## Problem to solve
Retype the full listing without altering anything.

## Dataset entries
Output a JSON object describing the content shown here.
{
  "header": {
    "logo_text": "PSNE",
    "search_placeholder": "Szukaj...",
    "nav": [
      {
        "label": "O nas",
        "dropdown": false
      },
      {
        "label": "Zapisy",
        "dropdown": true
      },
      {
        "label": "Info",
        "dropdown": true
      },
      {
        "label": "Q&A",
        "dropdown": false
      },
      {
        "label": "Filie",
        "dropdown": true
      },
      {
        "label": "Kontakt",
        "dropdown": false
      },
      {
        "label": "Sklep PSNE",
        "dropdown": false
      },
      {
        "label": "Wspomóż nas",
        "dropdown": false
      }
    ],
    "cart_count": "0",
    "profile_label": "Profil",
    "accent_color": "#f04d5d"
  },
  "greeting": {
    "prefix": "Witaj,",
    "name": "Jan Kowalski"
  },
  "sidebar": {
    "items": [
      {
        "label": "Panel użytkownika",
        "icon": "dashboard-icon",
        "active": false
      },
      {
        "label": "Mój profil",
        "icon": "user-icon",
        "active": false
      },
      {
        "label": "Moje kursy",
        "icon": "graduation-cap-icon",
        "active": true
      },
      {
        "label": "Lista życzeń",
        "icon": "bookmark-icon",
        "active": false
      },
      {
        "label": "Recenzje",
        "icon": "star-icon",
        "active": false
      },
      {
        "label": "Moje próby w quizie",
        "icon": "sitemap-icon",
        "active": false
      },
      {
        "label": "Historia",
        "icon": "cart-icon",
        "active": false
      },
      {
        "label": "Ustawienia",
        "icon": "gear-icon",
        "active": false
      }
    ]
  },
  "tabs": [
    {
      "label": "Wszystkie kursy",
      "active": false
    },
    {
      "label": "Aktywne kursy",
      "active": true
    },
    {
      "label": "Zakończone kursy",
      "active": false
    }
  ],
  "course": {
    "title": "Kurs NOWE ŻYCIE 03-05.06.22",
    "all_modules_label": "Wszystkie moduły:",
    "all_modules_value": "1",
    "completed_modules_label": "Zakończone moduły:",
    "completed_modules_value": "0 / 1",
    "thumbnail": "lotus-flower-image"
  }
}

## Response to this exercise
Output a JSON object describing the content shown here.
{
  "header": {
    "logo_text": "PSNE",
    "search_placeholder": "Szukaj...",
    "nav": [
      {
        "label": "O nas",
        "dropdown": false
      },
      {
        "label": "Zapisy",
        "dropdown": true
      },
      {
        "label": "Info",
        "dropdown": true
      },
      {
        "label": "Q&A",
        "dropdown": false
      },
      {
        "label": "Filie",
        "dropdown": true
      },
      {
        "label": "Kontakt",
        "dropdown": false
      },
      {
        "label": "Sklep PSNE",
        "dropdown": false
      },
      {
        "label": "Wspomóż nas",
        "dropdown": false
      }
    ],
    "cart_count": "0",
    "profile_label": "Profil",
    "accent_color": "#f04d5d"
  },
  "greeting": {
    "prefix": "Witaj,",
    "name": "Jan Kowalski"
  },
  "sidebar": {
    "items": [
      {
        "label": "Panel użytkownika",
        "icon": "dashboard-icon",
        "active": false
      },
      {
        "label": "Mój profil",
        "icon": "user-icon",
        "active": false
      },
      {
        "label": "Moje kursy",
        "icon": "graduation-cap-icon",
        "active": true
      },
      {
        "label": "Lista życzeń",
        "icon": "bookmark-icon",
        "active": false
      },
      {
        "label": "Recenzje",
        "icon": "star-icon",
        "active": false
      },
      {
        "label": "Moje próby w quizie",
        "icon": "sitemap-icon",
        "active": false
      },
      {
        "label": "Historia",
        "icon": "cart-icon",
        "active": false
      },
      {
        "label": "Ustawienia",
        "icon": "gear-icon",
        "active": false
      }
    ]
  },
  "tabs": [
    {
      "label": "Wszystkie kursy",
      "active": false
    },
    {
      "label": "Aktywne kursy",
      "active": true
    },
    {
      "label": "Zakończone kursy",
      "active": false
    }
  ],
  "course": {
    "title": "Kurs NOWE ŻYCIE 03-05.06.22",
    "all_modules_label": "Wszystkie moduły:",
    "all_modules_value": "1",
    "completed_modules_label": "Zakończone moduły:",
    "completed_modules_value": "0 / 1",
    "thumbnail": "lotus-flower-image"
  }
}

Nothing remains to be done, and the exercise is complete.